Padma Desai had both a scholarly and a personal understanding of the impact that systems of total control can have on human productivity and welfare.
As an economist, Desai, who has died aged 91, calculated the damage caused by misallocation under the Soviet command economy. And as an Indian woman, she battled patriarchal laws to divorce her emotionally abusive husband.
Desai was born in Surat, India in 1931, to Shanta and Kalidas, a Cambridge-educated literature professor. The third of four siblings, she excelled in school and earned a scholarship to study economics at what was then Bombay university in 1951. While at university, her family left her with little choice but to marry her college fling.
Desai’s academic brilliance won her a scholarship to pursue graduate studies at Harvard University. In 1955, she sailed alone on the aptly named SS Independence.
While at Harvard, Desai took courses with the economists Alexander Gerschenkron and Robert Solow. Decades later, she explained the deceleration in Soviet growth rates using Solow’s insights, which separated long-term growth from technological productivity and from growth driven by capital.
Desai extended Gerschenkron’s critique of Soviet growth in her 1989 book Perestroika in PerspectiveIn a first-of-its-kind empirical analysis, she demonstrated the loss of efficiency that resulted from the misallocation of resources within the command economy, and estimated the losses suffered by each sector.
Before examining the Soviet system, Desai applied the same methods to analyze different sectors in India, adapting Soviet-American economist Wassily Leontief’s techniques. She received her doctorate in 1960. But her academic success was accompanied by a sense of personal defeat — she was trying , and failing, to leave her difficult marriage.
In 1959, Desai joined the Delhi School of Economics as an associate professor. Soon after, the economist Jagdish Bhagwati — whom she first befriended in 1956 — also joined the faculty.
In their 1968 book India: Planning for IndustrializationBhagwati’s expertise in foreign trade combined with Desai’s empirical understanding of every sector of the Indian economy produced a landmark critique of India’s industrial planning system. They highlighted the irrationality of the licensing and controls system. helped liberalize the Indian economy after their ideas percolated into government reports and influenced technocrats such as Manmohan Singh.
In 1968, Bhagwati, an emerging superstar, received an offer from MIT. He had been in love with Desai since their first meeting, and had hoped to marry her in Delhi. regulation that they critiqued.

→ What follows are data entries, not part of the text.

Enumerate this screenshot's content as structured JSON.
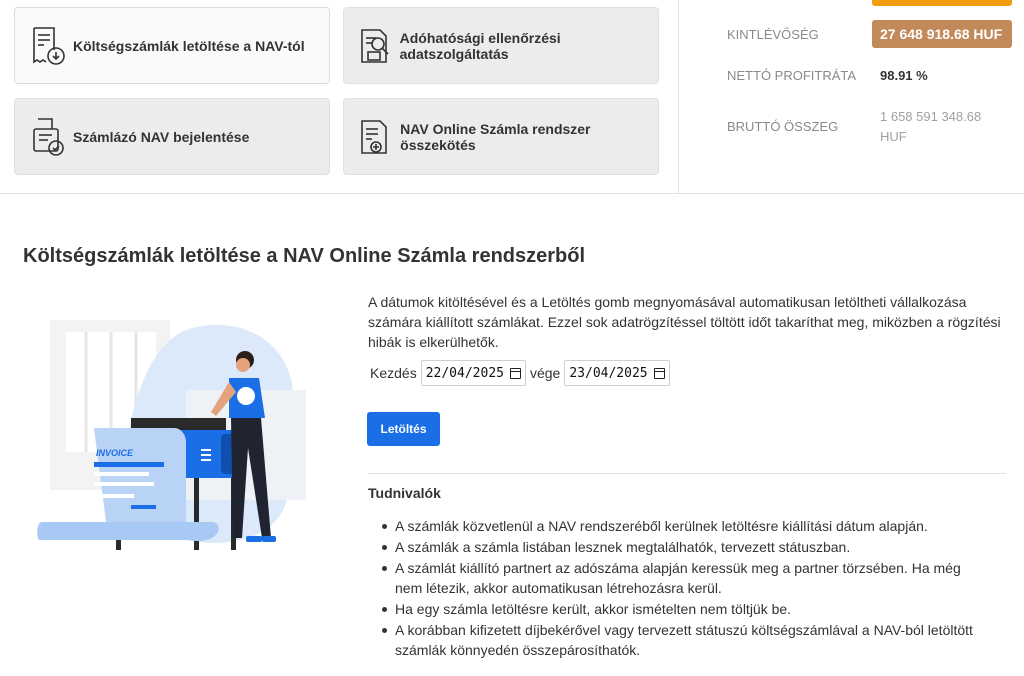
{
  "tiles": [
    {
      "label": "Költségszámlák letöltése a NAV-tól",
      "icon": "invoice-download-icon"
    },
    {
      "label": "Adóhatósági ellenőrzési adatszolgáltatás",
      "icon": "document-search-icon"
    },
    {
      "label": "Számlázó NAV bejelentése",
      "icon": "register-check-icon"
    },
    {
      "label": "NAV Online Számla rendszer összekötés",
      "icon": "document-connect-icon"
    }
  ],
  "stats": {
    "outstanding_label": "KINTLÉVŐSÉG",
    "outstanding_value": "27 648 918.68 HUF",
    "profit_label": "NETTÓ PROFITRÁTA",
    "profit_value": "98.91 %",
    "gross_label": "BRUTTÓ ÖSSZEG",
    "gross_value_line1": "1 658 591 348.68",
    "gross_value_line2": "HUF"
  },
  "colors": {
    "accent": "#1a6ee6",
    "badge": "#c28a5a",
    "orange": "#f39c12"
  },
  "main": {
    "title": "Költségszámlák letöltése a NAV Online Számla rendszerből",
    "intro": "A dátumok kitöltésével és a Letöltés gomb megnyomásával automatikusan letöltheti vállalkozása számára kiállított számlákat. Ezzel sok adatrögzítéssel töltött időt takaríthat meg, miközben a rögzítési hibák is elkerülhetők.",
    "start_label": "Kezdés",
    "start_value": "22/04/2025",
    "end_label": "vége",
    "end_value": "23/04/2025",
    "download_button": "Letöltés",
    "illustration_text": "INVOICE",
    "notes_title": "Tudnivalók",
    "notes": [
      "A számlák közvetlenül a NAV rendszeréből kerülnek letöltésre kiállítási dátum alapján.",
      "A számlák a számla listában lesznek megtalálhatók, tervezett státuszban.",
      "A számlát kiállító partnert az adószáma alapján keressük meg a partner törzsében. Ha még nem létezik, akkor automatikusan létrehozásra kerül.",
      "Ha egy számla letöltésre került, akkor ismételten nem töltjük be.",
      "A korábban kifizetett díjbekérővel vagy tervezett státuszú költségszámlával a NAV-ból letöltött számlák könnyedén összepárosíthatók."
    ]
  }
}
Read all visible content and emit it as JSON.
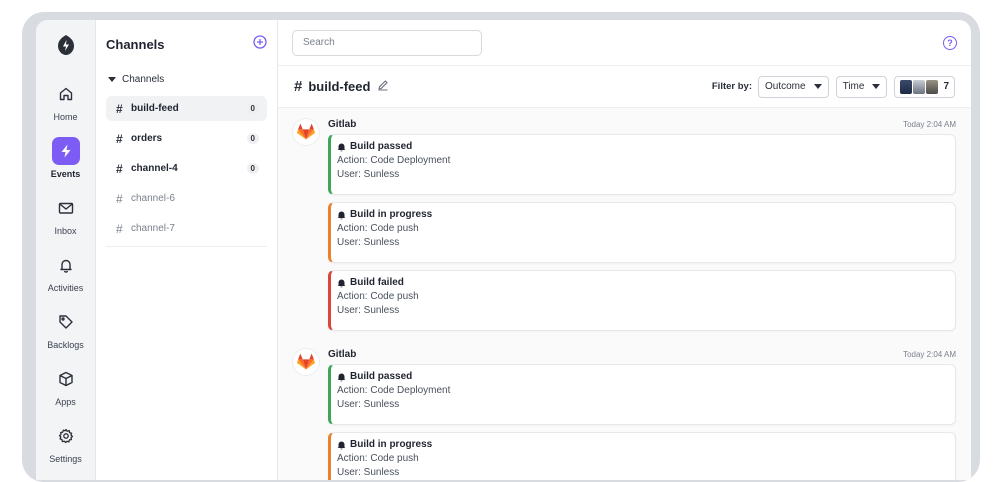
{
  "nav": [
    {
      "label": "Home",
      "icon": "home-icon"
    },
    {
      "label": "Events",
      "icon": "bolt-icon",
      "active": true
    },
    {
      "label": "Inbox",
      "icon": "mail-icon"
    },
    {
      "label": "Activities",
      "icon": "bell-icon"
    },
    {
      "label": "Backlogs",
      "icon": "tag-icon"
    },
    {
      "label": "Apps",
      "icon": "cube-icon"
    },
    {
      "label": "Settings",
      "icon": "gear-icon"
    }
  ],
  "channels_panel": {
    "title": "Channels",
    "group_label": "Channels",
    "items": [
      {
        "hash": "#",
        "name": "build-feed",
        "count": "0"
      },
      {
        "hash": "#",
        "name": "orders",
        "count": "0"
      },
      {
        "hash": "#",
        "name": "channel-4",
        "count": "0"
      },
      {
        "hash": "#",
        "name": "channel-6"
      },
      {
        "hash": "#",
        "name": "channel-7"
      }
    ]
  },
  "search": {
    "placeholder": "Search"
  },
  "help_icon_glyph": "?",
  "channel_header": {
    "hash": "#",
    "title": "build-feed",
    "filter_label": "Filter by:",
    "outcome_value": "Outcome",
    "time_value": "Time",
    "member_count": "7"
  },
  "events": [
    {
      "source": "Gitlab",
      "timestamp": "Today 2:04 AM",
      "cards": [
        {
          "title": "Build passed",
          "action": "Action: Code Deployment",
          "user": "User: Sunless",
          "status": "green"
        },
        {
          "title": "Build in progress",
          "action": "Action: Code push",
          "user": "User: Sunless",
          "status": "orange"
        },
        {
          "title": "Build failed",
          "action": "Action: Code push",
          "user": "User: Sunless",
          "status": "red"
        }
      ]
    },
    {
      "source": "Gitlab",
      "timestamp": "Today 2:04 AM",
      "cards": [
        {
          "title": "Build passed",
          "action": "Action: Code Deployment",
          "user": "User: Sunless",
          "status": "green"
        },
        {
          "title": "Build in progress",
          "action": "Action: Code push",
          "user": "User: Sunless",
          "status": "orange"
        }
      ]
    }
  ],
  "colors": {
    "accent": "#7c5cf5",
    "green": "#3ea55a",
    "orange": "#e8822f",
    "red": "#d9473b"
  }
}
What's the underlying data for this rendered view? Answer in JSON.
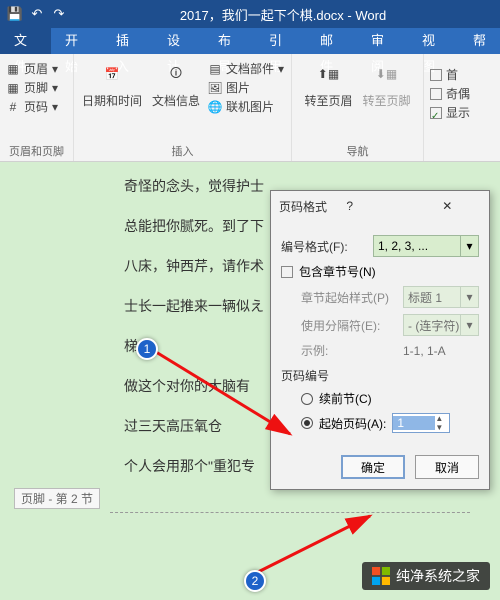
{
  "titlebar": {
    "doc_title": "2017，我们一起下个棋.docx - Word"
  },
  "menubar": {
    "file": "文件",
    "tabs": [
      "开始",
      "插入",
      "设计",
      "布局",
      "引用",
      "邮件",
      "审阅",
      "视图",
      "帮"
    ]
  },
  "ribbon": {
    "hdrftr": {
      "header": "页眉",
      "footer": "页脚",
      "pagenum": "页码",
      "label": "页眉和页脚"
    },
    "insert": {
      "datetime": "日期和时间",
      "docinfo": "文档信息",
      "docparts": "文档部件",
      "pictures": "图片",
      "online": "联机图片",
      "label": "插入"
    },
    "nav": {
      "goto_header": "转至页眉",
      "goto_footer": "转至页脚",
      "label": "导航"
    },
    "opts": {
      "diff_even_odd": "奇偶",
      "show": "显示"
    }
  },
  "document": {
    "lines": [
      "奇怪的念头，觉得护士",
      "总能把你腻死。到了下",
      "八床，钟西芹，请作术",
      "士长一起推来一辆似え",
      "梯",
      "做这个对你的大脑有",
      "过三天高压氧仓",
      "个人会用那个\"重犯专"
    ],
    "footer_label": "页脚 - 第 2 节"
  },
  "dialog": {
    "title": "页码格式",
    "num_format_lbl": "编号格式(F):",
    "num_format_val": "1, 2, 3, ...",
    "include_chapter": "包含章节号(N)",
    "chapter_style_lbl": "章节起始样式(P)",
    "chapter_style_val": "标题 1",
    "separator_lbl": "使用分隔符(E):",
    "separator_val": "- (连字符)",
    "example_lbl": "示例:",
    "example_val": "1-1, 1-A",
    "pagenum_group": "页码编号",
    "continue": "续前节(C)",
    "start_at": "起始页码(A):",
    "start_val": "1",
    "ok": "确定",
    "cancel": "取消"
  },
  "markers": {
    "one": "1",
    "two": "2"
  },
  "watermark": "纯净系统之家"
}
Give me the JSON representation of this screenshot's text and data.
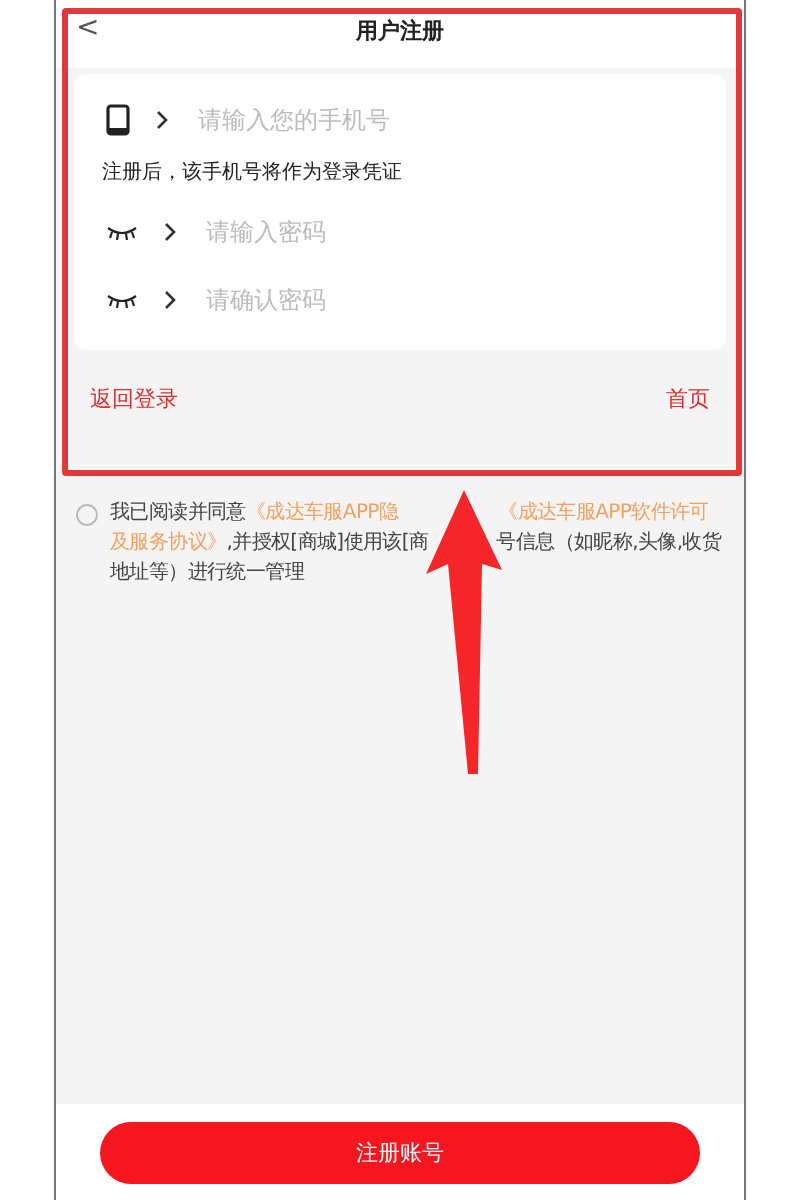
{
  "header": {
    "back": "<",
    "title": "用户注册"
  },
  "form": {
    "fields": [
      {
        "kind": "phone",
        "placeholder": "请输入您的手机号"
      },
      {
        "kind": "password",
        "placeholder": "请输入密码"
      },
      {
        "kind": "password",
        "placeholder": "请确认密码"
      }
    ],
    "hint": "注册后，该手机号将作为登录凭证"
  },
  "links": {
    "left": "返回登录",
    "right": "首页"
  },
  "agreement": {
    "checked": false,
    "lines": [
      [
        {
          "kind": "plain",
          "text": "我已阅读并同意",
          "covered_after": false
        },
        {
          "kind": "link",
          "text": "《成达车服APP隐",
          "covered_after": true
        },
        {
          "kind": "link",
          "text": "《成达车服APP软件许可",
          "covered_after": false
        }
      ],
      [
        {
          "kind": "link",
          "text": "及服务协议》",
          "covered_after": false
        },
        {
          "kind": "plain",
          "text": ",并授权[商城]使用该[商",
          "covered_after": true
        },
        {
          "kind": "plain",
          "text": "号信息（如昵称,头像,收货",
          "covered_after": false
        }
      ],
      [
        {
          "kind": "plain",
          "text": "地址等）进行统一管理",
          "covered_after": false
        }
      ]
    ]
  },
  "submit": "注册账号"
}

After years of futile attempts, Desai got divorced in 1969, by converting to Christianity, because religious conversion was grounds for divorce. But it would take a second divorce decree in Massachusetts in 1977 to protect the couple’s Mexican marriage certificate from Indian laws.
Despite Desai’s personal setbacks, she was an exceptional mentor to students at the Delhi School of Economics, and her book with Bhagwati eventually became a bestseller. However, she received less credit for it, which prompted her shift to study the Soviet economy — a field in which she had a better chance of making a name for herself. Her work was published in top journals.
The economics profession rewards a high degree of specialization and pejoratively dubs scholars such as Desai working across different subfields as country experts. Yet in Desai’s view, there was little point in studying trade deficits without understanding industrial policy, as the absence of price signals to provide co-ordination was the root of the problem in centrally controlled economies. Mirroring Tolstoy’s portrayal of families, she showed that while developed countries are often alike, the economic malaise of each stagnant nation must be studied in its own context.
Desai joined Columbia University as a professor of economics in 1980, along with Bhagwati. Her impact extended beyond academia — she advised US policymakers and enlightened the public on Russia’s economic liberalisation via appearances on television.
In 2012, Desai published her inspiring memoir Breaking outin which she described her journey to become a free American woman, while working to help people in shackled economies.
The writer is an economist at George Mason University